Professor Wicker is the author of Codes, Graphs, and Iterative Decoding (Kluwer, 2002), Turbo Coding (Kluwer, 1999), Error Control Systems for Digital Communication and Storage (Prentice Hall, 1995), and Reed-Solomon Codes and Their Applications (IEEE Press, 1994). He has served as Associate Editor for Coding Theory and Techniques for the IEEE Transactions on Communications, and is currently Associate Editor for the ACM Transactions on Sensor Networks. He has served two terms as a member of the Board of Governors of the IEEE Information Theory Society, and chaired the Technical Program Committee for the Fifth International Conference on Information Processing in Sensor Networks (IPSN 2006).

Professor Wicker teaches and conducts research in wireless information networks, digital systems, self-configuring systems, and artificial intelligence. His current research focuses on the use of probabilistic models and game theory in the development of highly distributed, adaptive sensor networks. He is also conducting joint research with the Berkeley School of Law on privacy policy and the impact of the deployment of sensor networks in public spaces.
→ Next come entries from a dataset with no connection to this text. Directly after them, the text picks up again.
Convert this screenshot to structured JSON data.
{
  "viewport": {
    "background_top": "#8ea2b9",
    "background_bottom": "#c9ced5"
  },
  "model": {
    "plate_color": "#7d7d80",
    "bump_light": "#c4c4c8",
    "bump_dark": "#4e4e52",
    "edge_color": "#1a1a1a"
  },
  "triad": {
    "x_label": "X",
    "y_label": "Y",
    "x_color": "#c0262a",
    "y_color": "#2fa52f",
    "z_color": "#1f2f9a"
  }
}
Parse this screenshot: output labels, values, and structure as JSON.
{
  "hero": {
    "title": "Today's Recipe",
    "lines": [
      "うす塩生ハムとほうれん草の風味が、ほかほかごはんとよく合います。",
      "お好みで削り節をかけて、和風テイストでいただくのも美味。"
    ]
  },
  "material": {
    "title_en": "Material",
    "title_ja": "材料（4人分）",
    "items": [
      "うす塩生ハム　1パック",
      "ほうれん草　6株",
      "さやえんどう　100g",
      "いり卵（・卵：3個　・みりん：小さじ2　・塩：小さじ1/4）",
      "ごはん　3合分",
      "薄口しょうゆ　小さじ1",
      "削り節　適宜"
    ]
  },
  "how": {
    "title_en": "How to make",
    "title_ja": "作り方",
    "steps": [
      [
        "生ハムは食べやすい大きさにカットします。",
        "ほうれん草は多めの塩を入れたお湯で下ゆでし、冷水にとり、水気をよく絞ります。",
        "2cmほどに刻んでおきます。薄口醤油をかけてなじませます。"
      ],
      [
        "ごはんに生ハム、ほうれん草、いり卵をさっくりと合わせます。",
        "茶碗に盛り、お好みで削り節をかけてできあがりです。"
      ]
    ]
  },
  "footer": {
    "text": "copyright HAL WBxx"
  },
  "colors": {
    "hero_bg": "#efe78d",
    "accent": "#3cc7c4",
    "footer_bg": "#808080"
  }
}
Professor Wicker is the Cornell Principal Investigator for the TRUST Science and Technology Center, a National Science Foundation center dedicated to the development of technologies for securing the nation's critical infrastructure.

Professor Wicker heads the Wireless Intelligent Systems Laboratory, whose focus is on the field of wireless networks, including traditional cellular networks, ad-hoc networks, and sensor networks.